Beast by Brie Spangler, Alfred A. Knopf, October, 2016. ISBN: 9781101937167. Reviewed by John R. Clark, MLIS.
Dylan has some large roadblocks between happiness and his daily life. One is his size. At fifteen, he’s well over six feet and weighs close to 250. It’s not fat, he’s big like his dad…His late dad who died of cancer when he was three. It’s just him and his mother, still living in the house his parents bought and had such dreams for. Then there’s his appearance. He’s hairy, really, really hairy, hence the nickname his best (and only) friend JP, gave him. Because of it, everyone has called him Beast for years.
Inside, he’s not really different from the rest of his classmates. He has fears, crushes and is above average intellectually, but has found himself a literal prisoner of his best friend, who uses emotional blackmail to get Dylan to strong arm other teens who owe JP money. JP’s no saint, but readers get an inkling of what makes him tick, thanks to his conversations with both Dylan and his mother. JP’s family is rich in money, but poverty-stricken in nurture and family warmth. In fact, he’s lived in a fancy tree house in his back yard for years.
When junior year starts, a new edict—no hats, no long hair, coupled with a really cruel act by JP lands Dylan on the roof outside his bedroom window and he breaks his leg in the resulting fall.
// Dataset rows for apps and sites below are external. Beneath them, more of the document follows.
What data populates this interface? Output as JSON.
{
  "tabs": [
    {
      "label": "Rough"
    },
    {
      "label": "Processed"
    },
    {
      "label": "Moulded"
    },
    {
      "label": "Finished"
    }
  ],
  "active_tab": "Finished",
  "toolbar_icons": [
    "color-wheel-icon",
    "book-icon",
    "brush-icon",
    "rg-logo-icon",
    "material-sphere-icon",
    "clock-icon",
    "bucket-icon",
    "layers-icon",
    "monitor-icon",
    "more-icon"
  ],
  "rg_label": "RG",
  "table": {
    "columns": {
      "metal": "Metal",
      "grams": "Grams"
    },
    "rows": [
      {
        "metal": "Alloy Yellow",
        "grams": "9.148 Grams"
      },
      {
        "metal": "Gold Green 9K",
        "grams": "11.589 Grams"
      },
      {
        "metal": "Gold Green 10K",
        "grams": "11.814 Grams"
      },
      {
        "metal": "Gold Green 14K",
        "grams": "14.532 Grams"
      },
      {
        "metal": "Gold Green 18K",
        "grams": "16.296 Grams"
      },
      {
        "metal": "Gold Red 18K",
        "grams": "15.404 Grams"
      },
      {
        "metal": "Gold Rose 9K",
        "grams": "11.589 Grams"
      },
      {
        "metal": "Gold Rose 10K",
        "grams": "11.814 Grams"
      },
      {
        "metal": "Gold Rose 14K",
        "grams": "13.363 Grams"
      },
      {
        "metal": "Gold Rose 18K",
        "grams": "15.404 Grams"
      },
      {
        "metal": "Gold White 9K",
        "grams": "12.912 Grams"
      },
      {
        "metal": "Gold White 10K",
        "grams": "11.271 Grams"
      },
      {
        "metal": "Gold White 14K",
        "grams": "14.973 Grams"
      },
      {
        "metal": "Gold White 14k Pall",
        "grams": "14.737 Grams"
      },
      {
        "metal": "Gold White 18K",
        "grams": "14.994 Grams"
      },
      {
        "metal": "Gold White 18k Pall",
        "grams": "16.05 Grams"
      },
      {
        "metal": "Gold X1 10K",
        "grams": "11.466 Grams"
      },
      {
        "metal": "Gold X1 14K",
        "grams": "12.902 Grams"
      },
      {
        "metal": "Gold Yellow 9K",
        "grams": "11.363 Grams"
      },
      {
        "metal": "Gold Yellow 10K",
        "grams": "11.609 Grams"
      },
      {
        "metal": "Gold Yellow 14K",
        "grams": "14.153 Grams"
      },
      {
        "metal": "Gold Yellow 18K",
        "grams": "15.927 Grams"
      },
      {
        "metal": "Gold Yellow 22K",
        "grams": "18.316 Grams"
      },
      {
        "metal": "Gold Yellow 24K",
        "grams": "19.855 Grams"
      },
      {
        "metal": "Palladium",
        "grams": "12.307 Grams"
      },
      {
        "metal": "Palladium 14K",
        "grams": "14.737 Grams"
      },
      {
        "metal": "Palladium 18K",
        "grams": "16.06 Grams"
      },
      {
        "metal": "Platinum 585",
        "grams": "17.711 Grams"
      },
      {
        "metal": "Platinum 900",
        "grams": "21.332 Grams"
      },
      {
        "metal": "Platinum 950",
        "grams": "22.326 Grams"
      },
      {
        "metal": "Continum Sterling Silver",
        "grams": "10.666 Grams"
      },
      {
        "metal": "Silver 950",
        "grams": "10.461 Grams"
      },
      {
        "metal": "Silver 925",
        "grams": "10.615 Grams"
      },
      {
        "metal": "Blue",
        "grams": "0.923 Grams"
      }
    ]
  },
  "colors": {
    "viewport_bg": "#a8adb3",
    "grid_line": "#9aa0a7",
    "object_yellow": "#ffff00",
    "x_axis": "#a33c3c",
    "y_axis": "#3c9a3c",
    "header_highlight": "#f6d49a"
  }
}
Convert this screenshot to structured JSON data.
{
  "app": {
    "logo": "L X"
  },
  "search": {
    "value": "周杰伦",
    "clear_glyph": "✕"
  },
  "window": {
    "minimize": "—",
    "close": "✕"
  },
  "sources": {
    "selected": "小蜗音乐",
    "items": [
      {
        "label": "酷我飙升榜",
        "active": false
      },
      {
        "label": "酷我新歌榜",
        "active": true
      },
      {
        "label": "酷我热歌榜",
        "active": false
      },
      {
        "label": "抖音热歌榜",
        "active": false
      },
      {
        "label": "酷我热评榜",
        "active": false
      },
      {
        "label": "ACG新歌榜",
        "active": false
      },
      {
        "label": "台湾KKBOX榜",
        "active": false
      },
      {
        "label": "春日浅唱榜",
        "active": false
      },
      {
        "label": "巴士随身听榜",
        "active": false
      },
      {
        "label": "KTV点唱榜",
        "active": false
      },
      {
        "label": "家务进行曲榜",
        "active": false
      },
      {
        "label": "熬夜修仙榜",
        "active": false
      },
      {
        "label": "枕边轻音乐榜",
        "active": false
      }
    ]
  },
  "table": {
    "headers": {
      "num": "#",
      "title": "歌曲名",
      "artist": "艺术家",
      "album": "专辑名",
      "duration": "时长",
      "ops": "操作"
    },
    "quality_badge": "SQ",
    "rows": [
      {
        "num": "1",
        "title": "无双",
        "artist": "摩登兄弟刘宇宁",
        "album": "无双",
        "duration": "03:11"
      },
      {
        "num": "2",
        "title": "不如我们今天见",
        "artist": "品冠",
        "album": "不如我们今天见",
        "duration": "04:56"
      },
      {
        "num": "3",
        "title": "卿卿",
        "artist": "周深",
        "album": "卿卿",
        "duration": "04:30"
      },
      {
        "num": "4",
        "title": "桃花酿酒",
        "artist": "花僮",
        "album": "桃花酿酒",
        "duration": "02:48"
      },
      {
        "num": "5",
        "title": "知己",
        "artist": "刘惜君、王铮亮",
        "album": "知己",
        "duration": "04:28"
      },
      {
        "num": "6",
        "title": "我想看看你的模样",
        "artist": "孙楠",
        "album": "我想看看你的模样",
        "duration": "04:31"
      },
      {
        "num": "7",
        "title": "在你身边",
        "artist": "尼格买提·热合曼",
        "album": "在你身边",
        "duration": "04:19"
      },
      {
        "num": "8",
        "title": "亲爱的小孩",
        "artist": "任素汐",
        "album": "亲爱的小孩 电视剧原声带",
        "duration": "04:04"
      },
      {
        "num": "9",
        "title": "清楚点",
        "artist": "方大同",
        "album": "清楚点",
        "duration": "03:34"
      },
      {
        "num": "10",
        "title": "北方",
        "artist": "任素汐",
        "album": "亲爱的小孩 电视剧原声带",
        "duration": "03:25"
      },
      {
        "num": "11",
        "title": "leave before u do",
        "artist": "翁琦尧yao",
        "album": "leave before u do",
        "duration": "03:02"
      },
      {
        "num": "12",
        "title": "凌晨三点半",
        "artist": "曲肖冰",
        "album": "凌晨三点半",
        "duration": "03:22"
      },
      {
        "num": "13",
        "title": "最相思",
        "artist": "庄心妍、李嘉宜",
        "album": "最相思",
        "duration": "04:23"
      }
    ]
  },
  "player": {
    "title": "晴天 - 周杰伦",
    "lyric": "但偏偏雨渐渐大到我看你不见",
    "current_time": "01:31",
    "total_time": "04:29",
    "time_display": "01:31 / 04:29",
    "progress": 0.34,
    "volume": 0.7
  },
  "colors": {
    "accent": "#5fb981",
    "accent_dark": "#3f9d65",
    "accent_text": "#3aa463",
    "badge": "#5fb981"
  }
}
Mom’s worried that it was a suicide attempt, and her worry lands him in a teen therapy group. It’s there he meets Jamie who is beautiful, funny and transgender. Unfortunately, he missed hearing her share that in group because he was in a major self-pity mode.
How he and Jamie navigate the uneasy path of attraction, gender issues, JP’s manipulative behavior, Dylan’s desperate wish for a cosmic sign, not to mention two moms who are on 24/7 helicopter status because of fears that their child will come to a bad end, make this a very hard book to put down. Despite language and one sex scene, it’s a very good book for school and public libraries to consider adding.